Today I signed and forwarded to Congress the National Security Strategy Report for 1990. This report comes at a time when the international landscape is marked by change that is truly breathtaking in its character and pace. It is a time of great hope, a time when free peoples celebrate the march toward democracy that their commitment and steadfastness have helped bring about. Our national security strategy reflects these changes and joins in these hopes, but it is grounded in realism. We have arrived at a moment of historic opportunity, but continuing uncertainties and new dangers still threaten American interests and values. Today's opportunities have been created by our willingness to bear the burdens our security demands and to join in a common effort with others who share our values.
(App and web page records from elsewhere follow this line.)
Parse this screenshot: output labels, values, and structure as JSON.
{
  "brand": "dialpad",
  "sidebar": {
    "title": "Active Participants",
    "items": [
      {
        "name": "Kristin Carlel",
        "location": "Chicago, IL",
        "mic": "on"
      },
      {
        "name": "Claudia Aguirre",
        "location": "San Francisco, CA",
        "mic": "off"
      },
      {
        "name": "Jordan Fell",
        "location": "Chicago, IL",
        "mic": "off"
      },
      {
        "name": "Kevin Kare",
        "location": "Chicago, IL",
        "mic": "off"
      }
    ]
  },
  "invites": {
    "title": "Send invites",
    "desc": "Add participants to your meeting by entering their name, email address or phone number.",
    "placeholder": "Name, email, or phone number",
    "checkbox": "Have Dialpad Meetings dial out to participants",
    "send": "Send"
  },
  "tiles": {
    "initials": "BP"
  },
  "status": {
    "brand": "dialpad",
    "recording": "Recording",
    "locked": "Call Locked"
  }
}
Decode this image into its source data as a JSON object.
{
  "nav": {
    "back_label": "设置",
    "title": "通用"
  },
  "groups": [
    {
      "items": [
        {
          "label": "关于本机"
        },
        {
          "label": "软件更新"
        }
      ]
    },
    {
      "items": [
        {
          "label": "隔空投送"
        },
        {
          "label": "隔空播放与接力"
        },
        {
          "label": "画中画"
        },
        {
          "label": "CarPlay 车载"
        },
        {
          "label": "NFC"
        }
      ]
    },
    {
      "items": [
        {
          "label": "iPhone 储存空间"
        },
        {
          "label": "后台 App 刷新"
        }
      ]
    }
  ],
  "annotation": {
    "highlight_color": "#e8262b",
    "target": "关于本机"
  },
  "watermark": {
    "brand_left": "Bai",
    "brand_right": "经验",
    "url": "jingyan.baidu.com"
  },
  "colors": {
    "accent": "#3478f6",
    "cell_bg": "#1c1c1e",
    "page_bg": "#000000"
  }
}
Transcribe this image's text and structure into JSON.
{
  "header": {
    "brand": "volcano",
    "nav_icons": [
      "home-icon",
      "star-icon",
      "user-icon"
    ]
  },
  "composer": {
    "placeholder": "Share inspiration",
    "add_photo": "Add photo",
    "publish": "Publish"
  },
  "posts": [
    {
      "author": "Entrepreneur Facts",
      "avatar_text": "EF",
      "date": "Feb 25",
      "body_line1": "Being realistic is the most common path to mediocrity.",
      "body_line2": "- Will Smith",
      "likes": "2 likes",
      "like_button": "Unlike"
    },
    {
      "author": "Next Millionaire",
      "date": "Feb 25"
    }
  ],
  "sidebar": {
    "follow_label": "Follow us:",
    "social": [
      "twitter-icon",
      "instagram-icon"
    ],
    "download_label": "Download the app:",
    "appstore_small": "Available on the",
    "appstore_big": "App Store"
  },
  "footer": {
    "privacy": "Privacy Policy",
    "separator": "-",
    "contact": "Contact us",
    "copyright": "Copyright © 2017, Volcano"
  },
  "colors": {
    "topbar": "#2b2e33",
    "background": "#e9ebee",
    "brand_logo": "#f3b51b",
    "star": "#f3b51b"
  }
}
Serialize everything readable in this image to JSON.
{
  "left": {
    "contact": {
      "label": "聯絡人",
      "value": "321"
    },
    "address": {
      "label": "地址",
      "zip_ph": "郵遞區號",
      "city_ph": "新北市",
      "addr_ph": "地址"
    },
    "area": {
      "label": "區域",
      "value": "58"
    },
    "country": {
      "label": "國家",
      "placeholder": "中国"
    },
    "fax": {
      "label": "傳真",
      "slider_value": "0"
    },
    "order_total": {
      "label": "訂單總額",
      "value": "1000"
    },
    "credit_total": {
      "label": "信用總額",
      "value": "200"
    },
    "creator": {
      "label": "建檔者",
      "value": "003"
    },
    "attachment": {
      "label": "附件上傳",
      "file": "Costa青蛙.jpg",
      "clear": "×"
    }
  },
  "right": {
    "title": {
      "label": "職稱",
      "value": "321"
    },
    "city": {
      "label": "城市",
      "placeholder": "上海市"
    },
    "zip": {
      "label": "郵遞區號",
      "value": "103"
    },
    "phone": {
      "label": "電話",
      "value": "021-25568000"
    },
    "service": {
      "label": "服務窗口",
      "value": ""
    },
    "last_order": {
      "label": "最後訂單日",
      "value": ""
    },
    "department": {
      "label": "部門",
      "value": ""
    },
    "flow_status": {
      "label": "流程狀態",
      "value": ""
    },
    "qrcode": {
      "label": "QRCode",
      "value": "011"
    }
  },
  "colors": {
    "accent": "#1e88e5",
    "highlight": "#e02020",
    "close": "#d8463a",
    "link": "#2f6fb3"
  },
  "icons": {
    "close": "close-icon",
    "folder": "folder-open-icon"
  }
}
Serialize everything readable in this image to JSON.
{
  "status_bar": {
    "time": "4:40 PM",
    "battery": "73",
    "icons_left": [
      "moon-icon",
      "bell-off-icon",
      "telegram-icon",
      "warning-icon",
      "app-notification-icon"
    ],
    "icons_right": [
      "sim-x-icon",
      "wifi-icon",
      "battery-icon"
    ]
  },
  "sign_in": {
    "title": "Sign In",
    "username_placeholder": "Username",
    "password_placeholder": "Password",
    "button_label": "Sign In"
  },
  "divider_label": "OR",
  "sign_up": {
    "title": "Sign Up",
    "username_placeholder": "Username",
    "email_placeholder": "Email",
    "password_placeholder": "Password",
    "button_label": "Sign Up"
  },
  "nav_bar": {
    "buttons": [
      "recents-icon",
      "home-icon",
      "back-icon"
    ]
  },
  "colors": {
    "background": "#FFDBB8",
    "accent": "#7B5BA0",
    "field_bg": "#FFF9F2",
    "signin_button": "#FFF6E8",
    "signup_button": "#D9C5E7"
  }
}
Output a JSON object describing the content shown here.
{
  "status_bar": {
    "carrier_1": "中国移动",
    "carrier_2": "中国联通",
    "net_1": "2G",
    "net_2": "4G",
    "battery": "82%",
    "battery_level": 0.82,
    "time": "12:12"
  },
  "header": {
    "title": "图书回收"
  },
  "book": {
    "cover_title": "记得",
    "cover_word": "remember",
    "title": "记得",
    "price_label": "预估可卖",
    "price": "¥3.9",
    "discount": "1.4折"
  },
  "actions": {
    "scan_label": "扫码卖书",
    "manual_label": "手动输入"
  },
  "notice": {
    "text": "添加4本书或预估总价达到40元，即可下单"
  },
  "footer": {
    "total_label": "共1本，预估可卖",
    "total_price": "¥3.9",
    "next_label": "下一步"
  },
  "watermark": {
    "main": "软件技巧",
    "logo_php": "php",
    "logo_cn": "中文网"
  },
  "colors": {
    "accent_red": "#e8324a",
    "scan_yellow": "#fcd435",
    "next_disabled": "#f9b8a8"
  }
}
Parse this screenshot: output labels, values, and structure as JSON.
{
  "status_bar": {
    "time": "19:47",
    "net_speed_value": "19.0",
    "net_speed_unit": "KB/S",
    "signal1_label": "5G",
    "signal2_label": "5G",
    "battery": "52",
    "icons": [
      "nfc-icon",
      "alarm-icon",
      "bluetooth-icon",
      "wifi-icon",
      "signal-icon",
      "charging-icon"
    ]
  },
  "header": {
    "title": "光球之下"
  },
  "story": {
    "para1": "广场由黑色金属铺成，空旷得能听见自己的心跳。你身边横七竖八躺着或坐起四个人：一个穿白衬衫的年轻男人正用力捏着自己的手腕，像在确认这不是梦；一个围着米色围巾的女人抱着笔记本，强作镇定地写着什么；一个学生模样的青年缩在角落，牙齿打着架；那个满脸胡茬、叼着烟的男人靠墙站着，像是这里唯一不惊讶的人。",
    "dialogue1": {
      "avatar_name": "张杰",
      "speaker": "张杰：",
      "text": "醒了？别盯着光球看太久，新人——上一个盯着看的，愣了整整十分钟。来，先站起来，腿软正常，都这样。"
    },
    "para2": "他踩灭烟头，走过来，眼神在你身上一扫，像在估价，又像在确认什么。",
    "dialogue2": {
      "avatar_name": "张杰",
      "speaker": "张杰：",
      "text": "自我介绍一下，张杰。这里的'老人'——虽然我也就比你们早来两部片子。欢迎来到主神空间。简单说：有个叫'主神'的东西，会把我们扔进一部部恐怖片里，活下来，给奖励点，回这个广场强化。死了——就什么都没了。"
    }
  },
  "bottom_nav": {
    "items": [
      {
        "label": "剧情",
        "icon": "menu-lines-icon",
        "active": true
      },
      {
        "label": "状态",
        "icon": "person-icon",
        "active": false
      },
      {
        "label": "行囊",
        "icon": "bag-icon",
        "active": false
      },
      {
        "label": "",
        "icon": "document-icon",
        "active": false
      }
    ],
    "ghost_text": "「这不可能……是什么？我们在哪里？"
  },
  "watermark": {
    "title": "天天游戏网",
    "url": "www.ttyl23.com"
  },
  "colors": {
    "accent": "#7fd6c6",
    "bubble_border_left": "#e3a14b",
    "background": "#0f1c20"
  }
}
Our strategy foresees many adaptations in how we go about ensuring our security, but we will not abandon the basis of our success.

This report outlines both continuities and changes in our national strategy. While addressing our strategic relationship with the Soviet Union as an inescapable priority, we will work toward a fuller integration of the Soviet Union into the broader community of nations. While contributing to the global balance in a way that only we can, we will make our military forces smaller, more agile, and better suited to likely contingencies. While keeping substantial nuclear and conventional forces in Europe as long as they are needed and wanted by our allies as part of the common defense, we will work for a new Europe, one truly whole and free. While welcoming the prospect of German unification, we join with the Government of the Federal Republic in expecting a united Germany to remain a full member of NATO, including its military structures. And while providing adequately for our defense, we will look to our economic well-being as the foundation of our long-term strength.

I look to this report to be the foundation for a productive, nonpartisan national dialog as we continue to develop and articulate a strategic approach that will take this nation and all who cherish freedom safely into the next century.

George Bush Presidential Library and Museum
1000 George Bush Drive West, College Station, Texas 77845
Telephone: (979) 691-4000 | Facsimile: (979) 691-4050 | TTY: (979) 691-4091